▶ [THE DATA]
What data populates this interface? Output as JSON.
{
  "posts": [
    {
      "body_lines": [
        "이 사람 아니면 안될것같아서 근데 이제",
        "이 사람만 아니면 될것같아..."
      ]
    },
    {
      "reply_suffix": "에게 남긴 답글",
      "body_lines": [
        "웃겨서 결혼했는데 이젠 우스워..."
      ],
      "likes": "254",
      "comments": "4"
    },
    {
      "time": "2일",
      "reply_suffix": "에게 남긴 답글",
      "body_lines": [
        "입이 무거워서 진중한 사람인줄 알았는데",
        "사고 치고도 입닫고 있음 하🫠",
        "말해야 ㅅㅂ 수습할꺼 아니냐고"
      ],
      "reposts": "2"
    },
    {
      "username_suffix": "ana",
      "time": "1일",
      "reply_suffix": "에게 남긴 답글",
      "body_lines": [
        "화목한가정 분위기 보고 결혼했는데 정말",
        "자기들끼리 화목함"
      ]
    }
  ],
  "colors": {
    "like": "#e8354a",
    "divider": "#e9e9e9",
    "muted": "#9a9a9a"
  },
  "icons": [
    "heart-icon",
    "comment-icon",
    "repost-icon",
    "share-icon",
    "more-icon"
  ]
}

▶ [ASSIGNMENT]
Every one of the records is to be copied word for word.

▶ [TASK RESPONSE]
What data populates this interface? Output as JSON.
{
  "posts": [
    {
      "body_lines": [
        "이 사람 아니면 안될것같아서 근데 이제",
        "이 사람만 아니면 될것같아..."
      ]
    },
    {
      "reply_suffix": "에게 남긴 답글",
      "body_lines": [
        "웃겨서 결혼했는데 이젠 우스워..."
      ],
      "likes": "254",
      "comments": "4"
    },
    {
      "time": "2일",
      "reply_suffix": "에게 남긴 답글",
      "body_lines": [
        "입이 무거워서 진중한 사람인줄 알았는데",
        "사고 치고도 입닫고 있음 하🫠",
        "말해야 ㅅㅂ 수습할꺼 아니냐고"
      ],
      "reposts": "2"
    },
    {
      "username_suffix": "ana",
      "time": "1일",
      "reply_suffix": "에게 남긴 답글",
      "body_lines": [
        "화목한가정 분위기 보고 결혼했는데 정말",
        "자기들끼리 화목함"
      ]
    }
  ],
  "colors": {
    "like": "#e8354a",
    "divider": "#e9e9e9",
    "muted": "#9a9a9a"
  },
  "icons": [
    "heart-icon",
    "comment-icon",
    "repost-icon",
    "share-icon",
    "more-icon"
  ]
}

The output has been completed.